» **To do**: Return all the data verbatim but without images.

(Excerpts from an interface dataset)
BEGIN
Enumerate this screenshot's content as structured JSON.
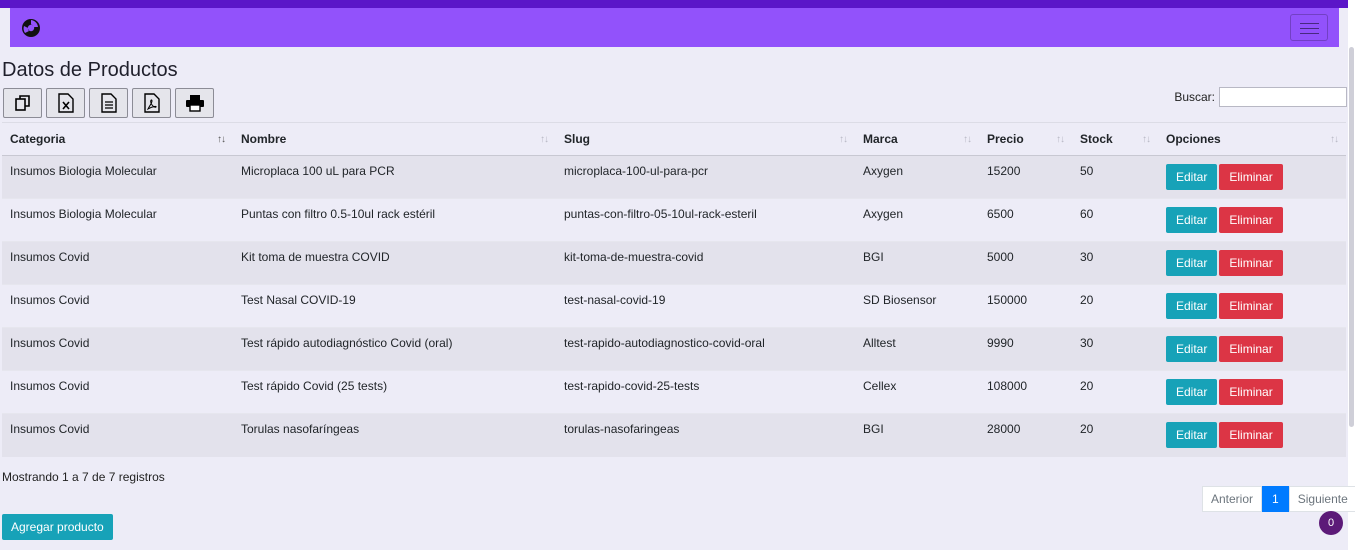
{
  "navbar": {
    "brand_icon": "biohazard-logo-icon",
    "toggler_icon": "hamburger-menu-icon"
  },
  "page": {
    "title": "Datos de Productos"
  },
  "export_buttons": [
    {
      "name": "copy-button",
      "icon": "copy-icon"
    },
    {
      "name": "excel-button",
      "icon": "excel-icon"
    },
    {
      "name": "csv-button",
      "icon": "document-icon"
    },
    {
      "name": "pdf-button",
      "icon": "pdf-icon"
    },
    {
      "name": "print-button",
      "icon": "printer-icon"
    }
  ],
  "search": {
    "label": "Buscar:",
    "value": ""
  },
  "table": {
    "headers": [
      "Categoria",
      "Nombre",
      "Slug",
      "Marca",
      "Precio",
      "Stock",
      "Opciones"
    ],
    "rows": [
      {
        "categoria": "Insumos Biologia Molecular",
        "nombre": "Microplaca 100 uL para PCR",
        "slug": "microplaca-100-ul-para-pcr",
        "marca": "Axygen",
        "precio": "15200",
        "stock": "50"
      },
      {
        "categoria": "Insumos Biologia Molecular",
        "nombre": "Puntas con filtro 0.5-10ul rack estéril",
        "slug": "puntas-con-filtro-05-10ul-rack-esteril",
        "marca": "Axygen",
        "precio": "6500",
        "stock": "60"
      },
      {
        "categoria": "Insumos Covid",
        "nombre": "Kit toma de muestra COVID",
        "slug": "kit-toma-de-muestra-covid",
        "marca": "BGI",
        "precio": "5000",
        "stock": "30"
      },
      {
        "categoria": "Insumos Covid",
        "nombre": "Test Nasal COVID-19",
        "slug": "test-nasal-covid-19",
        "marca": "SD Biosensor",
        "precio": "150000",
        "stock": "20"
      },
      {
        "categoria": "Insumos Covid",
        "nombre": "Test rápido autodiagnóstico Covid (oral)",
        "slug": "test-rapido-autodiagnostico-covid-oral",
        "marca": "Alltest",
        "precio": "9990",
        "stock": "30"
      },
      {
        "categoria": "Insumos Covid",
        "nombre": "Test rápido Covid (25 tests)",
        "slug": "test-rapido-covid-25-tests",
        "marca": "Cellex",
        "precio": "108000",
        "stock": "20"
      },
      {
        "categoria": "Insumos Covid",
        "nombre": "Torulas nasofaríngeas",
        "slug": "torulas-nasofaringeas",
        "marca": "BGI",
        "precio": "28000",
        "stock": "20"
      }
    ],
    "edit_label": "Editar",
    "delete_label": "Eliminar"
  },
  "info": "Mostrando 1 a 7 de 7 registros",
  "pagination": {
    "prev": "Anterior",
    "current": "1",
    "next": "Siguiente"
  },
  "add_button": "Agregar producto",
  "cart_badge": "0",
  "colors": {
    "navbar": "#9252fb",
    "topstrip": "#5b16c8",
    "edit": "#17a2b8",
    "delete": "#dc3545",
    "page_active": "#007bff",
    "badge": "#5c1a78"
  }
}
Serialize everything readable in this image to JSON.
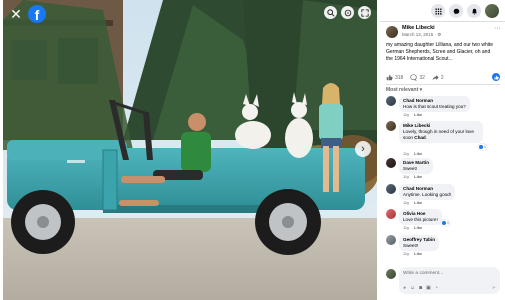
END
» **Written answer**:
Enumerate this screenshot's content as structured JSON.
{
  "navbar": {
    "brand_icon": "biohazard-logo-icon",
    "toggler_icon": "hamburger-menu-icon"
  },
  "page": {
    "title": "Datos de Productos"
  },
  "export_buttons": [
    {
      "name": "copy-button",
      "icon": "copy-icon"
    },
    {
      "name": "excel-button",
      "icon": "excel-icon"
    },
    {
      "name": "csv-button",
      "icon": "document-icon"
    },
    {
      "name": "pdf-button",
      "icon": "pdf-icon"
    },
    {
      "name": "print-button",
      "icon": "printer-icon"
    }
  ],
  "search": {
    "label": "Buscar:",
    "value": ""
  },
  "table": {
    "headers": [
      "Categoria",
      "Nombre",
      "Slug",
      "Marca",
      "Precio",
      "Stock",
      "Opciones"
    ],
    "rows": [
      {
        "categoria": "Insumos Biologia Molecular",
        "nombre": "Microplaca 100 uL para PCR",
        "slug": "microplaca-100-ul-para-pcr",
        "marca": "Axygen",
        "precio": "15200",
        "stock": "50"
      },
      {
        "categoria": "Insumos Biologia Molecular",
        "nombre": "Puntas con filtro 0.5-10ul rack estéril",
        "slug": "puntas-con-filtro-05-10ul-rack-esteril",
        "marca": "Axygen",
        "precio": "6500",
        "stock": "60"
      },
      {
        "categoria": "Insumos Covid",
        "nombre": "Kit toma de muestra COVID",
        "slug": "kit-toma-de-muestra-covid",
        "marca": "BGI",
        "precio": "5000",
        "stock": "30"
      },
      {
        "categoria": "Insumos Covid",
        "nombre": "Test Nasal COVID-19",
        "slug": "test-nasal-covid-19",
        "marca": "SD Biosensor",
        "precio": "150000",
        "stock": "20"
      },
      {
        "categoria": "Insumos Covid",
        "nombre": "Test rápido autodiagnóstico Covid (oral)",
        "slug": "test-rapido-autodiagnostico-covid-oral",
        "marca": "Alltest",
        "precio": "9990",
        "stock": "30"
      },
      {
        "categoria": "Insumos Covid",
        "nombre": "Test rápido Covid (25 tests)",
        "slug": "test-rapido-covid-25-tests",
        "marca": "Cellex",
        "precio": "108000",
        "stock": "20"
      },
      {
        "categoria": "Insumos Covid",
        "nombre": "Torulas nasofaríngeas",
        "slug": "torulas-nasofaringeas",
        "marca": "BGI",
        "precio": "28000",
        "stock": "20"
      }
    ],
    "edit_label": "Editar",
    "delete_label": "Eliminar"
  },
  "info": "Mostrando 1 a 7 de 7 registros",
  "pagination": {
    "prev": "Anterior",
    "current": "1",
    "next": "Siguiente"
  },
  "add_button": "Agregar producto",
  "cart_badge": "0",
  "colors": {
    "navbar": "#9252fb",
    "topstrip": "#5b16c8",
    "edit": "#17a2b8",
    "delete": "#dc3545",
    "page_active": "#007bff",
    "badge": "#5c1a78"
  }
}
Serialize everything readable in this image to JSON.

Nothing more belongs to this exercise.